The S&P/TSX composite index shed 150 points to 11,394 early in the session. Almost all types of stocks were lower, with the energy index off 1.6 per cent, and metals and mining firms (down 2.8 per cent) leading the downward slide.
Shares that declined outnumbered shares that gained by more than a three to one margin.
Gold was down $18.80, with an ounce trading for $1,556.90. Oil lost $1.46 to trade at $84.35 a barrel in New York. Crude has plummeted from $106 in May amid expectations that a global slowdown led by Europe, the U.S. and China will undermine oil demand.
Loonie loses ground
The Canadian dollar lost 0.36 of a cent to trade at 97.69 cents US.
The catalyst for the commodity sell-off was the U.S. Federal Reserve signal, late Thursday, that economic conditions in the U.S. don't warrant another round of stimulus. That came on the heels of data out of China that showed growth in the world's second-largest economy was undeniably slowing.
China's economy grew at a 7.3 per cent annual pace in the past three months, down from 8.1 per cent the three previous months.
The general sense of gloom was enough to cause investors to largely ignore a brief bit of positive news on the jobs front.
The U.S. Labour Department said initial jobless claims dropped to 376,500 last week, better than expected and down to the lowest level since March 2008.
"Given slowing growth … we can't see payrolls improving too much," BMO economist Jennifer Lee noted.

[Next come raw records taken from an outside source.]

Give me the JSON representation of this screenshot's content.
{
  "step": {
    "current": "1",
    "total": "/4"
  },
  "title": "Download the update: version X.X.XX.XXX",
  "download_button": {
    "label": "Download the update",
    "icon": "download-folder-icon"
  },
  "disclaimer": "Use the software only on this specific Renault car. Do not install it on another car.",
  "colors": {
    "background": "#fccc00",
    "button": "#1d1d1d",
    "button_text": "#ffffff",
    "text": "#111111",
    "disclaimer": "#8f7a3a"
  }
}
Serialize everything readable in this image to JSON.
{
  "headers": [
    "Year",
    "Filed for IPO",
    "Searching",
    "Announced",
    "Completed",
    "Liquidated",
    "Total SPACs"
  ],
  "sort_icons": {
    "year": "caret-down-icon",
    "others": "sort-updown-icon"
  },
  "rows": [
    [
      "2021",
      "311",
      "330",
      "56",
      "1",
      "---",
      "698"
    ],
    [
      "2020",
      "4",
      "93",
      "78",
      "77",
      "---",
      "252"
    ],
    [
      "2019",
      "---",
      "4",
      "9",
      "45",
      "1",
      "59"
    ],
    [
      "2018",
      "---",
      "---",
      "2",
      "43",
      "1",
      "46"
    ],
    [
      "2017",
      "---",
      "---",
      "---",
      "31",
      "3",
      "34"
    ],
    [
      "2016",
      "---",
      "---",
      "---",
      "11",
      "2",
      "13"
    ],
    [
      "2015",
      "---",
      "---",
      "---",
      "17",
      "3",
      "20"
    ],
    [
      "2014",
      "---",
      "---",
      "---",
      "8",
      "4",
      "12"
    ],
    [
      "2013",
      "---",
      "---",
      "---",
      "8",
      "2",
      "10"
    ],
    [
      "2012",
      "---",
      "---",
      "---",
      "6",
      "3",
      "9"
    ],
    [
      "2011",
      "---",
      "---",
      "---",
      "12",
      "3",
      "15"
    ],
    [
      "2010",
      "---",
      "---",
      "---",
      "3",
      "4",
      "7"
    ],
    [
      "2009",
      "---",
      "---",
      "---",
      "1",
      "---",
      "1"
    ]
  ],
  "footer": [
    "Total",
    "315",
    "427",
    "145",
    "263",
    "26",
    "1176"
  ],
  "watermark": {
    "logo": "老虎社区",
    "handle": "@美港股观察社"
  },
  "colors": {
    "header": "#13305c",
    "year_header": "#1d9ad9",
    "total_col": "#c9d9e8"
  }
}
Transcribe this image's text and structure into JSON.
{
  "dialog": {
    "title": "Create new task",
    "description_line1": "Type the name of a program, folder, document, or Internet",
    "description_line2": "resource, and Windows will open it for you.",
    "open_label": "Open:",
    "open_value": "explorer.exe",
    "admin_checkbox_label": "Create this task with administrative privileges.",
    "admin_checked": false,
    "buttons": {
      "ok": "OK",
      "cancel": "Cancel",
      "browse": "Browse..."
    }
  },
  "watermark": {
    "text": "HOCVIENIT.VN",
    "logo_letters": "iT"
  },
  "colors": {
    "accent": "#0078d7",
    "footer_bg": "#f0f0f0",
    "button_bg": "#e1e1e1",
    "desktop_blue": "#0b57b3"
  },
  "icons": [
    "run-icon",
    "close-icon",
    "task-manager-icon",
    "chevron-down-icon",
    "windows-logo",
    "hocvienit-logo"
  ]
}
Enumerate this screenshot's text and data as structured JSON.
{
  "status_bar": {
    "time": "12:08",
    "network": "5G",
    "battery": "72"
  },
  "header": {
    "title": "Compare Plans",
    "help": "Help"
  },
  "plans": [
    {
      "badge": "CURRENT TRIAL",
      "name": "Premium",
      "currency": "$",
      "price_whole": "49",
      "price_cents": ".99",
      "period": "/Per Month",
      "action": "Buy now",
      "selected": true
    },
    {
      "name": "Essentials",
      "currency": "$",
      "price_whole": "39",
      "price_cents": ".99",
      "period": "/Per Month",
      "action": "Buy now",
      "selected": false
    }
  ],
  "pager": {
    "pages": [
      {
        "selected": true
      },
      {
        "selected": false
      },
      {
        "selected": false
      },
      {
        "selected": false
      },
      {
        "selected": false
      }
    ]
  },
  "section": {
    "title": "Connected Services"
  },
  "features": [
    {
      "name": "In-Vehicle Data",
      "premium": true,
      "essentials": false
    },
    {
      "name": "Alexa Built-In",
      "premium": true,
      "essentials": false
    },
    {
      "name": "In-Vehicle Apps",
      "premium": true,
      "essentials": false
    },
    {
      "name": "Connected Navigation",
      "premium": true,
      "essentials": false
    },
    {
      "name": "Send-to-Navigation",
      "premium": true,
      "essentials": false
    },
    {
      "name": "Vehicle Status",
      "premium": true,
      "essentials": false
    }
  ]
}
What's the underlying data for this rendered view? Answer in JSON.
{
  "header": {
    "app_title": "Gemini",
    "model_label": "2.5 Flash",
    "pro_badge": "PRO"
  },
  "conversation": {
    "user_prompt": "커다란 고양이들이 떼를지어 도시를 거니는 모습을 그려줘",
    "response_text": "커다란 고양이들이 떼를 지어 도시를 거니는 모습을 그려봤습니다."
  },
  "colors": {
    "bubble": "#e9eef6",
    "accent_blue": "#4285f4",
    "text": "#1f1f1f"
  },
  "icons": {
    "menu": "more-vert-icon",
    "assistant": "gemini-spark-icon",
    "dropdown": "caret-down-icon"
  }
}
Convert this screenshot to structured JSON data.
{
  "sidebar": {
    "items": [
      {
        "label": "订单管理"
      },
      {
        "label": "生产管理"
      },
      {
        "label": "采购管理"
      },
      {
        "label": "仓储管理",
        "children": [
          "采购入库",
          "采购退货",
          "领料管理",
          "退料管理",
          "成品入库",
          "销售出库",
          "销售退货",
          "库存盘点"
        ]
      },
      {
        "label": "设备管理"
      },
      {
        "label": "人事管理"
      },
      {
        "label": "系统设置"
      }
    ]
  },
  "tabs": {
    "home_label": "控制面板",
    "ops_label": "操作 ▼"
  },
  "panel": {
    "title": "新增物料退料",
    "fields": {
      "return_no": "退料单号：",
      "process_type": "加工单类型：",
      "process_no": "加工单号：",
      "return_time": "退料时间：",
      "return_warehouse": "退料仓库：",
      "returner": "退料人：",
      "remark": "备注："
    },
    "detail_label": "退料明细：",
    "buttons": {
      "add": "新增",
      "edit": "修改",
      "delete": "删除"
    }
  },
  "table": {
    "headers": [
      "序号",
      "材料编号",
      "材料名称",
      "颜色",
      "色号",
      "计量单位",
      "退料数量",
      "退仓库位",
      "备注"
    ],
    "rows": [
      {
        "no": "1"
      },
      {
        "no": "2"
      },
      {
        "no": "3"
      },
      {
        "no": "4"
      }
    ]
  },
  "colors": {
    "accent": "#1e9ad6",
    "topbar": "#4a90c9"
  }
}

U.S. exchanges put in a similar poor showing, with the Dow Jones Industrial Average off 82 points to 12,521 and the tech-laden Nasdaq 43 points lower to 2,844.